    • Some project directors have chosen to focus primarily on one or more of the knowledge type subscores or content subcategory scores. For example, some users were more interested in the pedagogical content knowledge of teachers; others were interested in enhancing understanding; and still others wanted to focus on problem solving and reasoning. Some have chosen to emphasize one or two content category subscores, e.g. rational numbers for Number/Computation, functions, relations and patterns for Algebraic Ideas, or probability for Probability/Statistics. We ask that complete assessments be administered to maintain the integrity of the assessments, but the client is free to use the various subscores that are returned as part of the score report in any way that is helpful to them. CAUTION: Since each of these subscores are based on a fewer number of items than the overall assessment, conclusions drawn from subscores alone are more tentative than those from total scores and should be done cautiously.
    • Some project directors have used these assessments in a pre-post design to look for gains, so that it is not necessary to have other norms. Some looked at gains in subscores (either knowledge type or content subcategory) as well as overall gains. The same caution applies as above.

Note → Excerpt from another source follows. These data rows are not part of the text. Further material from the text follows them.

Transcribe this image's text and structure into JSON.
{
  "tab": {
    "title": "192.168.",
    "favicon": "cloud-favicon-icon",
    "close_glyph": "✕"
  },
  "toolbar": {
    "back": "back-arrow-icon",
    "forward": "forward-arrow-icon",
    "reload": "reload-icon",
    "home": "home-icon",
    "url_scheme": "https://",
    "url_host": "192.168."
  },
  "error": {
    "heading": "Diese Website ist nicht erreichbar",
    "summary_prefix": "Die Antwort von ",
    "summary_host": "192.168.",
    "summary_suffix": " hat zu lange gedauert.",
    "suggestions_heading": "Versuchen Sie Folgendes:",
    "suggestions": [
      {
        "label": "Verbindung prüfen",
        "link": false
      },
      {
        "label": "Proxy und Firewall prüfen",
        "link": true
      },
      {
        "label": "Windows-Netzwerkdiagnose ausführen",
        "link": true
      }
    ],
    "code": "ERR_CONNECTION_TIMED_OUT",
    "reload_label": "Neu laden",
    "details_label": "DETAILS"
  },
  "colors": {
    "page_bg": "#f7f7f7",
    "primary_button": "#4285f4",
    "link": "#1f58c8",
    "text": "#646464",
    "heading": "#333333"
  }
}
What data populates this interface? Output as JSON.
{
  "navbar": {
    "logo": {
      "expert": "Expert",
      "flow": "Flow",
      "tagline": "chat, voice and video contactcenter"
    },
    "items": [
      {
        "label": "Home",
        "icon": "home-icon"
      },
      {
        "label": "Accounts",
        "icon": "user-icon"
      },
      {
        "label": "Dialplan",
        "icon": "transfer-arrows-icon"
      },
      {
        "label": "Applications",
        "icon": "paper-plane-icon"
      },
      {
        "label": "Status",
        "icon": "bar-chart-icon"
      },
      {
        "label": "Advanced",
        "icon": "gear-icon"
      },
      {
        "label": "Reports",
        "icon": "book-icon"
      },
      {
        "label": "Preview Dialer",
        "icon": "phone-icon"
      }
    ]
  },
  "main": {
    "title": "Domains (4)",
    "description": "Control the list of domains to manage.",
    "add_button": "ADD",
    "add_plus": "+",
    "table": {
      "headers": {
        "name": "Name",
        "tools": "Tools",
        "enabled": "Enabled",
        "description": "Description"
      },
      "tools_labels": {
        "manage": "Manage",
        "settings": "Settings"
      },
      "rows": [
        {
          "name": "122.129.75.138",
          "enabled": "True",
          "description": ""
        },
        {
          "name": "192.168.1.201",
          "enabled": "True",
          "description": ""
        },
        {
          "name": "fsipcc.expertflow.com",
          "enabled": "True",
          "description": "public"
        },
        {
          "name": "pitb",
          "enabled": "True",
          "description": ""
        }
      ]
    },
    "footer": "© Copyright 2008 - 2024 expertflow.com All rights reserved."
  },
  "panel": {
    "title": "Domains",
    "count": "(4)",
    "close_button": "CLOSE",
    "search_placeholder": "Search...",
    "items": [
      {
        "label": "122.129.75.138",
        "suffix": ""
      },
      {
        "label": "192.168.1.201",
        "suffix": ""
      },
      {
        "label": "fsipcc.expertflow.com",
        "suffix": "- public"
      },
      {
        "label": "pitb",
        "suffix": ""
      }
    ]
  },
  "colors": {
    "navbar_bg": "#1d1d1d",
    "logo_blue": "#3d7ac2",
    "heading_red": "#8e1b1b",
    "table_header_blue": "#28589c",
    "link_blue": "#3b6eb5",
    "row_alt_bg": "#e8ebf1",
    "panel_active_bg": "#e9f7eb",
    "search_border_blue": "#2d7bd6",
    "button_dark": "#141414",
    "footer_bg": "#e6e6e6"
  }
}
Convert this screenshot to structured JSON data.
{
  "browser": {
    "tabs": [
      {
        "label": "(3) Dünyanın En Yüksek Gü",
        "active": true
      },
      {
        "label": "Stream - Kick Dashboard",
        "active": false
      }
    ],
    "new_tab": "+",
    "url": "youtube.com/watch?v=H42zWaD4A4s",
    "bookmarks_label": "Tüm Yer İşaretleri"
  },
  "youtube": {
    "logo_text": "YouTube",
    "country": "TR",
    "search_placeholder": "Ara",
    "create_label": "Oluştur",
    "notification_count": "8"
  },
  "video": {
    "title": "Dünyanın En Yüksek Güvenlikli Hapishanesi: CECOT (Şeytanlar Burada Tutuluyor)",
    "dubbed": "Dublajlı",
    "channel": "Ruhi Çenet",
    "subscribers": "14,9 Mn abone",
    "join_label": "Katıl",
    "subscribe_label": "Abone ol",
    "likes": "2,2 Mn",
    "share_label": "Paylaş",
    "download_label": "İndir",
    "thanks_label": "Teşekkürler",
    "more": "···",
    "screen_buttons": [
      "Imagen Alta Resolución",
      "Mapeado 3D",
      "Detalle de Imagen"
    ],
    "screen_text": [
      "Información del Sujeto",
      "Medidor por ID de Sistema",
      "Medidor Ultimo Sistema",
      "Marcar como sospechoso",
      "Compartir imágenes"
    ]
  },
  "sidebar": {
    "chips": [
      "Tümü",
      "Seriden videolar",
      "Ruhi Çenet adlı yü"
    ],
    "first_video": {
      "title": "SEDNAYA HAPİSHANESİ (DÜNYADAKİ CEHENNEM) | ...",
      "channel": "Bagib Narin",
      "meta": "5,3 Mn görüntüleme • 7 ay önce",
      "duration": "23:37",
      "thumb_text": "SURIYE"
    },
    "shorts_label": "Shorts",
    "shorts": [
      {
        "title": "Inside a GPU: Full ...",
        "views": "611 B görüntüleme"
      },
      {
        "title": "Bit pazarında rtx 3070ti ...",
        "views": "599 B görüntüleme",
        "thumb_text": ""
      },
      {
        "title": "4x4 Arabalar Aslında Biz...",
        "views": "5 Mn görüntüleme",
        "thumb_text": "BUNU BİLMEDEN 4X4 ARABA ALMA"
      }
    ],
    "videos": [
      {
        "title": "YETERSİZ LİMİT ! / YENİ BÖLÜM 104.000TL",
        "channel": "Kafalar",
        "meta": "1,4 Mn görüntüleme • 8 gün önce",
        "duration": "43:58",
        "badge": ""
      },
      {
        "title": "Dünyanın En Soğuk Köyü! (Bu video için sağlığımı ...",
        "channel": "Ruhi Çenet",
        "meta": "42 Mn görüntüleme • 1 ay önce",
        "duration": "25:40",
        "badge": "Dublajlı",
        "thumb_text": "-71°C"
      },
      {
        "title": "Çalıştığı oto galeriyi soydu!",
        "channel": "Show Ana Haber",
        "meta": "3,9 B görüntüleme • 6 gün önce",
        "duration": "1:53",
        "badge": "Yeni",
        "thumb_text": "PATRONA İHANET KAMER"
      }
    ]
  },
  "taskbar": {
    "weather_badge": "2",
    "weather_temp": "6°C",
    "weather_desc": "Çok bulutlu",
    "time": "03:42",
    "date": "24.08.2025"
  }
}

If you have other questions about these assessments, please contact Dr. William S. Bush at 502-852-0590 or bill.bush @ louisville.edu.